• Work order
Your answer should consist of the lines in the following data that contain "source".

Data records for software interfaces:

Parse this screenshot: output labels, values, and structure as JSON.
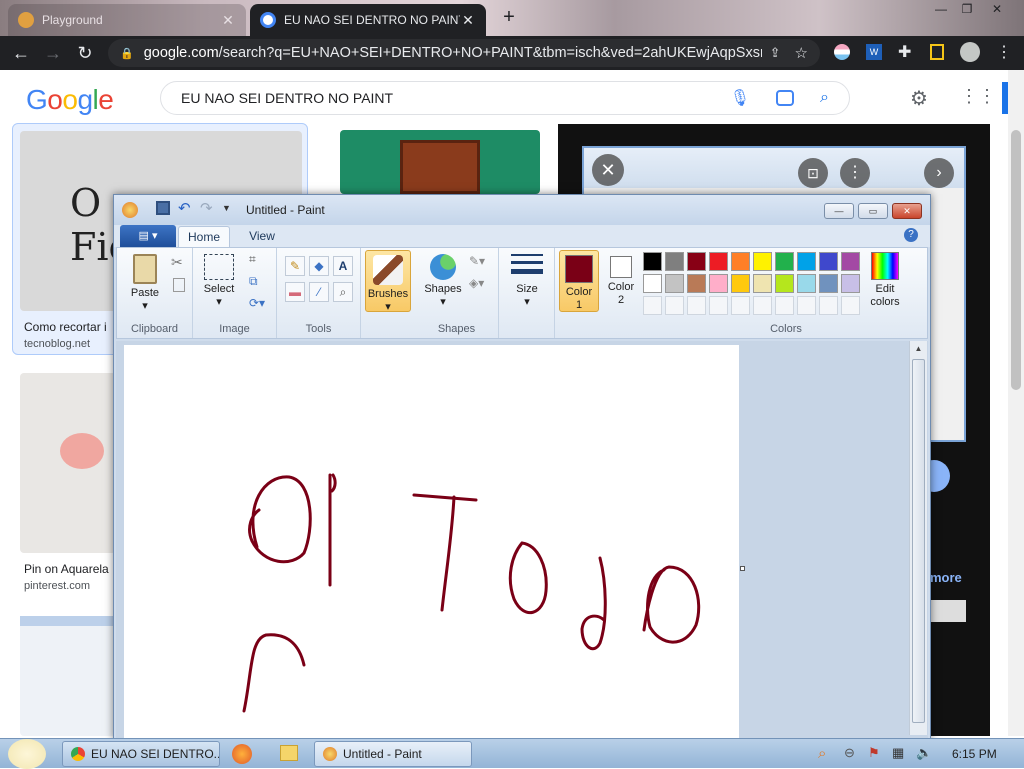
{
  "browser": {
    "tabs": [
      {
        "title": "Playground",
        "active": false
      },
      {
        "title": "EU NAO SEI DENTRO NO PAINT",
        "active": true
      }
    ],
    "new_tab_symbol": "+",
    "url_domain": "google.com",
    "url_rest": "/search?q=EU+NAO+SEI+DENTRO+NO+PAINT&tbm=isch&ved=2ahUKEwjAqpSxsr_..."
  },
  "google": {
    "logo": "Google",
    "query": "EU NAO SEI DENTRO NO PAINT",
    "results": [
      {
        "title": "Como recortar i",
        "source": "tecnoblog.net"
      },
      {
        "title": "Pin on Aquarela",
        "source": "pinterest.com"
      }
    ],
    "preview_more": "more"
  },
  "paint": {
    "window_title": "Untitled - Paint",
    "tabs": {
      "home": "Home",
      "view": "View"
    },
    "groups": {
      "clipboard": "Clipboard",
      "image": "Image",
      "tools": "Tools",
      "shapes": "Shapes",
      "colors": "Colors"
    },
    "buttons": {
      "paste": "Paste",
      "select": "Select",
      "brushes": "Brushes",
      "shapes": "Shapes",
      "size": "Size",
      "color1_line1": "Color",
      "color1_line2": "1",
      "color2_line1": "Color",
      "color2_line2": "2",
      "edit_colors_line1": "Edit",
      "edit_colors_line2": "colors"
    },
    "color1": "#7a0016",
    "color2": "#ffffff",
    "palette_row1": [
      "#000000",
      "#7f7f7f",
      "#880015",
      "#ed1c24",
      "#ff7f27",
      "#fff200",
      "#22b14c",
      "#00a2e8",
      "#3f48cc",
      "#a349a4"
    ],
    "palette_row2": [
      "#ffffff",
      "#c3c3c3",
      "#b97a57",
      "#ffaec9",
      "#ffc90e",
      "#efe4b0",
      "#b5e61d",
      "#99d9ea",
      "#7092be",
      "#c8bfe7"
    ],
    "stroke_color": "#7a0016"
  },
  "taskbar": {
    "items": [
      {
        "label": "EU NAO SEI DENTRO..."
      },
      {
        "label": "Untitled - Paint"
      }
    ],
    "time": "6:15 PM"
  }
}
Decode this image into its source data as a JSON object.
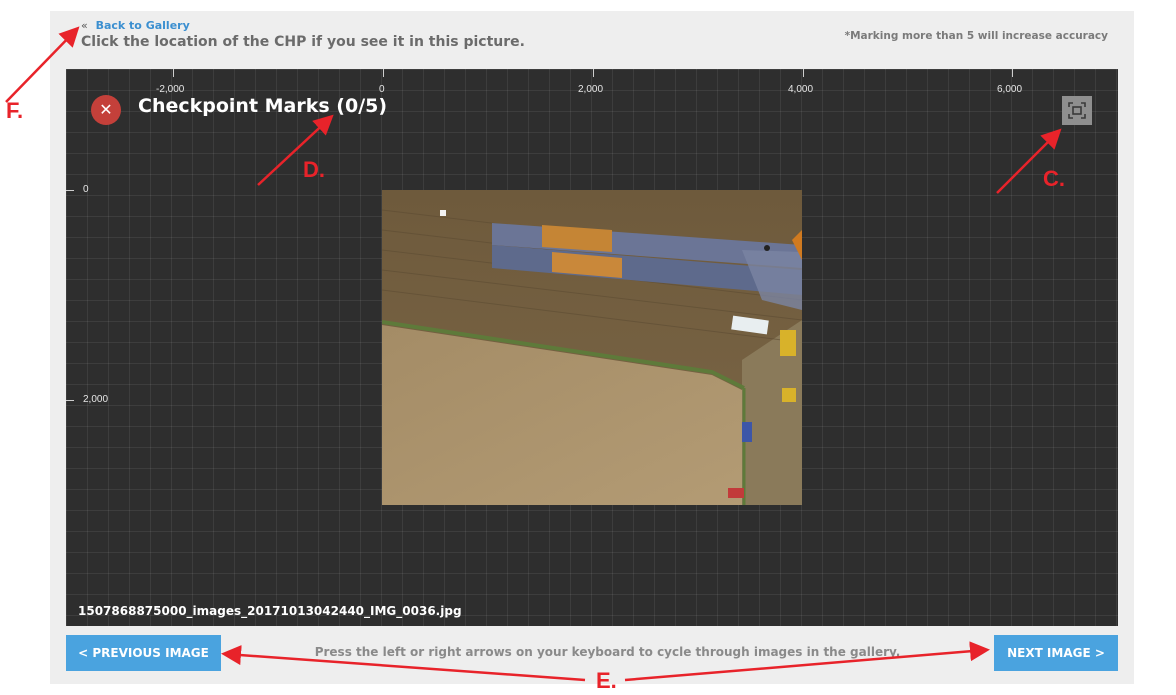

• Response to the task
        "source": "tecnoblog.net"
        "source": "pinterest.com"
Decode this image into its source data as a JSON object.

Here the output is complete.